** Supplied records follows **
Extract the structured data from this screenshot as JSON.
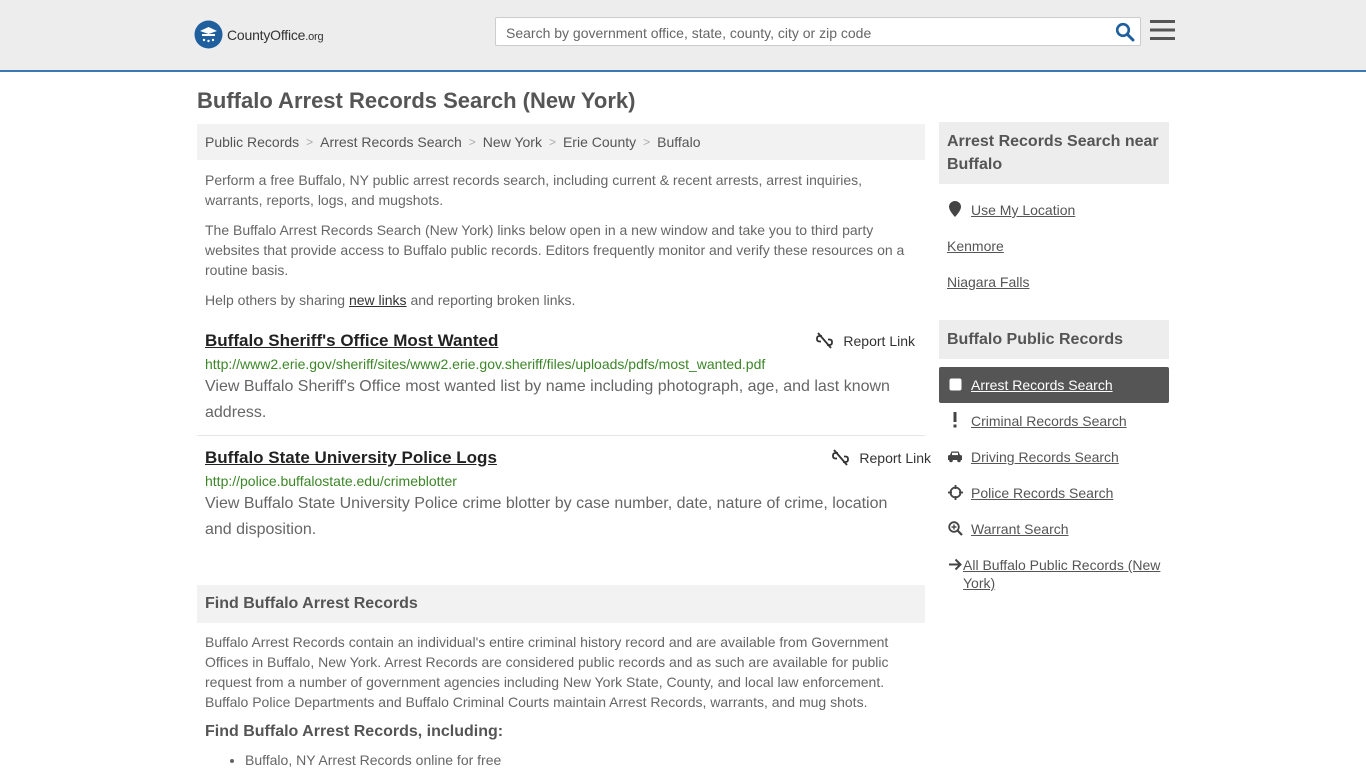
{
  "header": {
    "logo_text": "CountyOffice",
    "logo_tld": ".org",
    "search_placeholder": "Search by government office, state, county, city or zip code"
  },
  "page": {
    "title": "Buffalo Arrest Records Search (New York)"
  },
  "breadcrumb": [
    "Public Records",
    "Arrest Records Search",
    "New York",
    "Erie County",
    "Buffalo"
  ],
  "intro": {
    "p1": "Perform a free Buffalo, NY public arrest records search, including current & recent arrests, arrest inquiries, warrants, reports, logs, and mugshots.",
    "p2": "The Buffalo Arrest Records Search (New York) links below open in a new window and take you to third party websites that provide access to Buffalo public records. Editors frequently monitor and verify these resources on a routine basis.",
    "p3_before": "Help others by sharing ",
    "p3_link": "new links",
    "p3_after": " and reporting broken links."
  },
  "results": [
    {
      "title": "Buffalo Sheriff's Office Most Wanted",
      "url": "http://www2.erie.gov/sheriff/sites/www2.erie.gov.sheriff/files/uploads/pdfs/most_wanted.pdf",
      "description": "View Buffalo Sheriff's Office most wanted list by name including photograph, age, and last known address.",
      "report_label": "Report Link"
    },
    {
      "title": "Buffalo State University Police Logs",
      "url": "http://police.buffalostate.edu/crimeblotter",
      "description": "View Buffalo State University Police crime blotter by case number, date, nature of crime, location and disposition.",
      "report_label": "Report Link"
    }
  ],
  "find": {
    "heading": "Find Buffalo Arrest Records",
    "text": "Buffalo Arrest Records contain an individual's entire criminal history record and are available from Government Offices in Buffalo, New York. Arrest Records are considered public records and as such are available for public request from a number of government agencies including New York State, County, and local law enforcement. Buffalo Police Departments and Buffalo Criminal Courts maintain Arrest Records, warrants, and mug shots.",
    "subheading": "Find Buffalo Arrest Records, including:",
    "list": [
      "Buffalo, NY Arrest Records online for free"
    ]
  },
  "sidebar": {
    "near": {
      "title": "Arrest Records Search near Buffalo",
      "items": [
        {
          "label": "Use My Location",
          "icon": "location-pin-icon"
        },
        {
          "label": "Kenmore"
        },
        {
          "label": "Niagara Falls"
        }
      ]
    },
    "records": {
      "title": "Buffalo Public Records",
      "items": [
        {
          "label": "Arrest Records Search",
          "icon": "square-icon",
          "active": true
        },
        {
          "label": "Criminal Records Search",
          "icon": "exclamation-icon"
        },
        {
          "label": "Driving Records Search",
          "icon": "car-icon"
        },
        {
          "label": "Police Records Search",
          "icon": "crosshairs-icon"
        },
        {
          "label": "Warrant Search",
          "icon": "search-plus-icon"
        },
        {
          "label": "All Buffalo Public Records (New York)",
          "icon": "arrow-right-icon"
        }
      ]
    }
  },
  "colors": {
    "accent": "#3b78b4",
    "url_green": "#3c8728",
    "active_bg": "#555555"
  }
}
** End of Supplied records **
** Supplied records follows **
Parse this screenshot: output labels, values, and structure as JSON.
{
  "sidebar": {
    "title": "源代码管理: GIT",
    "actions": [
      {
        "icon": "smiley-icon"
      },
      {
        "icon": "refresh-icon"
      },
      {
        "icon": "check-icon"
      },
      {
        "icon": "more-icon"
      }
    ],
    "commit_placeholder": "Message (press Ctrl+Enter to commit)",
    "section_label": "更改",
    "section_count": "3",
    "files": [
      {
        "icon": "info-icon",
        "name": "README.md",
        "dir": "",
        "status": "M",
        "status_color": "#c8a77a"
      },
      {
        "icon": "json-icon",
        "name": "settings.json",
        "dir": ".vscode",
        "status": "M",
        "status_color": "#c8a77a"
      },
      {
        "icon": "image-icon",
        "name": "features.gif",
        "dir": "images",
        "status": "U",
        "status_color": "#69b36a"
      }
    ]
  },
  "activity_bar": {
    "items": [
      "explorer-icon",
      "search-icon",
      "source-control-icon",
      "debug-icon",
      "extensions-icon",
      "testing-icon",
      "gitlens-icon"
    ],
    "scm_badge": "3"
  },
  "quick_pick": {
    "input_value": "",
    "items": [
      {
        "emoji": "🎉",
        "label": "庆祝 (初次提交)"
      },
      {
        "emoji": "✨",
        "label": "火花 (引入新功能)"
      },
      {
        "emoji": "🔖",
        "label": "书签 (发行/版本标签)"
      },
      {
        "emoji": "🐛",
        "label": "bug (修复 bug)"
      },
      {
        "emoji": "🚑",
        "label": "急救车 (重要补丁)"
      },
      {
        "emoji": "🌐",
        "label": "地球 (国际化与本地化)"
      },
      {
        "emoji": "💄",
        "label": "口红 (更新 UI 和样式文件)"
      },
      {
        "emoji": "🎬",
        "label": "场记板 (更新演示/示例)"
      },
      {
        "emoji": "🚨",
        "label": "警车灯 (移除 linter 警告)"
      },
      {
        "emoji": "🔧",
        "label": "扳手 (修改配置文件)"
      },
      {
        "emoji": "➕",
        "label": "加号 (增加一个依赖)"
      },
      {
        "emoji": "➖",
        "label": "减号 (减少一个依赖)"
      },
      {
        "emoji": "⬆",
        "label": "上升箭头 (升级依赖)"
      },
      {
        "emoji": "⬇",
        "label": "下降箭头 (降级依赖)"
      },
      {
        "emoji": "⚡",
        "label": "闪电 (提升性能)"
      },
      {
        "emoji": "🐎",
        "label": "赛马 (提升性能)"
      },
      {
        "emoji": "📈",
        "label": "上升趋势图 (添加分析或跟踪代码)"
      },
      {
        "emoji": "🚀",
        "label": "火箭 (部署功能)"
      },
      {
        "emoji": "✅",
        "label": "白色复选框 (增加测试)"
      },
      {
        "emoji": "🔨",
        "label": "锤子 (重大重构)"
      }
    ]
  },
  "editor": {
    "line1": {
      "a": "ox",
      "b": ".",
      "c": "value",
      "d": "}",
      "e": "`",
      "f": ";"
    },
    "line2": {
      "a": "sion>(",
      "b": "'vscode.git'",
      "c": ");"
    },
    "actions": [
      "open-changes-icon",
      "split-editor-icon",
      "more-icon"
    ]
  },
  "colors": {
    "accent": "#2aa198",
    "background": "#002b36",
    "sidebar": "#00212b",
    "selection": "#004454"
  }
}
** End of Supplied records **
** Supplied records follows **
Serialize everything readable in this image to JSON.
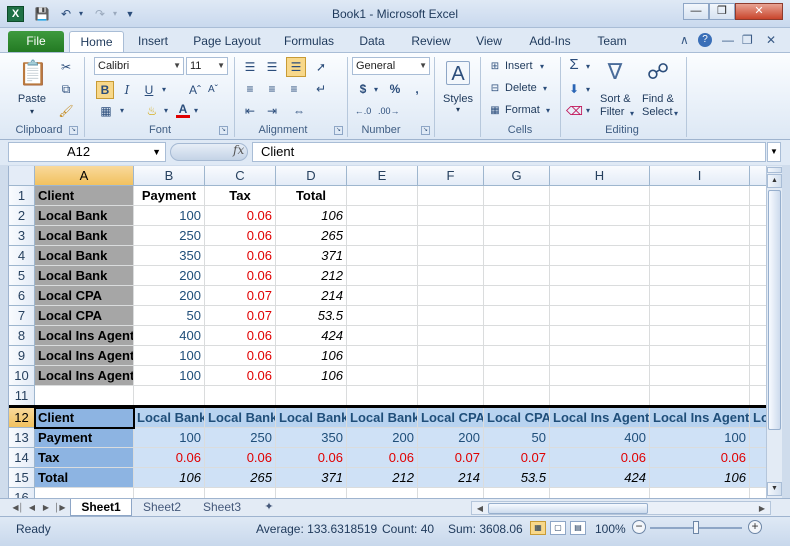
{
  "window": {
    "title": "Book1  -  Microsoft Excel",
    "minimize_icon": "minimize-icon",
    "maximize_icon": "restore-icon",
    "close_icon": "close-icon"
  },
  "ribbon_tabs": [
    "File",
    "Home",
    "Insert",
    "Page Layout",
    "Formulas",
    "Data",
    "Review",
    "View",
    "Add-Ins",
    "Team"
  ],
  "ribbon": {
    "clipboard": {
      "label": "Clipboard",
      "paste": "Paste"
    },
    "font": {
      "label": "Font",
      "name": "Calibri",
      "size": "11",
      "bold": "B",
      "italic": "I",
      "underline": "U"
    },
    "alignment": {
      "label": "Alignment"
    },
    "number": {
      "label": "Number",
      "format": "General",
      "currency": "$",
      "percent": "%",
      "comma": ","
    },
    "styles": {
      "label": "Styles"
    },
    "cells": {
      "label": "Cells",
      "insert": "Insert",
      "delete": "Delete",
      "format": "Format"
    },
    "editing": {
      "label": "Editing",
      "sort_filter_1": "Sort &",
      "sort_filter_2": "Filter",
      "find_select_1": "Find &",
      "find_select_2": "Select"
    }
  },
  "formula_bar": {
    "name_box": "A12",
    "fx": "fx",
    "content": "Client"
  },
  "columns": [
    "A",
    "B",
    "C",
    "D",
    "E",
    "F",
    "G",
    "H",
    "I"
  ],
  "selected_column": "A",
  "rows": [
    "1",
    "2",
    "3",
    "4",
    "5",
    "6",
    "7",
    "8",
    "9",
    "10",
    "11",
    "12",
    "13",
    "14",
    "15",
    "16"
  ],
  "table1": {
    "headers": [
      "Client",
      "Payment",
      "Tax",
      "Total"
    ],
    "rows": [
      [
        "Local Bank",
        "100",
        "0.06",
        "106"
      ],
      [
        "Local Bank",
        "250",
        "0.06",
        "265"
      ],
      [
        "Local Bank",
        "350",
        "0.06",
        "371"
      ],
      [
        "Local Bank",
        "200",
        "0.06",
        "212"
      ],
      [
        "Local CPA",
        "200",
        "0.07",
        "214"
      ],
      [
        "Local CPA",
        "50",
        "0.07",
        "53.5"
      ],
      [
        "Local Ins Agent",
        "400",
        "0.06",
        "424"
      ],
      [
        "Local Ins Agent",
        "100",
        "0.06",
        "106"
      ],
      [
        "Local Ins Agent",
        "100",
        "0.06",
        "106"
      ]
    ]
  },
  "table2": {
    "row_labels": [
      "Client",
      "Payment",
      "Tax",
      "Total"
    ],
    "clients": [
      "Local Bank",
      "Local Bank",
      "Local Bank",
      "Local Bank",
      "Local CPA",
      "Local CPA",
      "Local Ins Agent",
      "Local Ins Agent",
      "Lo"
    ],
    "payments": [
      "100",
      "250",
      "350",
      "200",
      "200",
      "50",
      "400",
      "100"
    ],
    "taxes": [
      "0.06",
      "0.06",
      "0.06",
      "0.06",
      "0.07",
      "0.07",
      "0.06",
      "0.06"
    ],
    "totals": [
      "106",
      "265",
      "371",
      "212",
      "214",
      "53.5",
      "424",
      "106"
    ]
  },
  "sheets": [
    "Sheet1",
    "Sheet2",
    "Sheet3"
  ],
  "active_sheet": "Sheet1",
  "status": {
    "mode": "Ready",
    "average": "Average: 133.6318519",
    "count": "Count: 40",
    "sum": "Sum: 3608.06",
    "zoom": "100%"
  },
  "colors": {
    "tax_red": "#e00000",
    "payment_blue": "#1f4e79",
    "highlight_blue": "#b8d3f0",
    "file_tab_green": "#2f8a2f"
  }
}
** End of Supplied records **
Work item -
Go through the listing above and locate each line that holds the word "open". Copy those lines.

Task response -
    "p2": "The Buffalo Arrest Records Search (New York) links below open in a new window and take you to third party websites that provide access to Buffalo public records. Editors frequently monitor and verify these resources on a routine basis.",
      "open-changes-icon",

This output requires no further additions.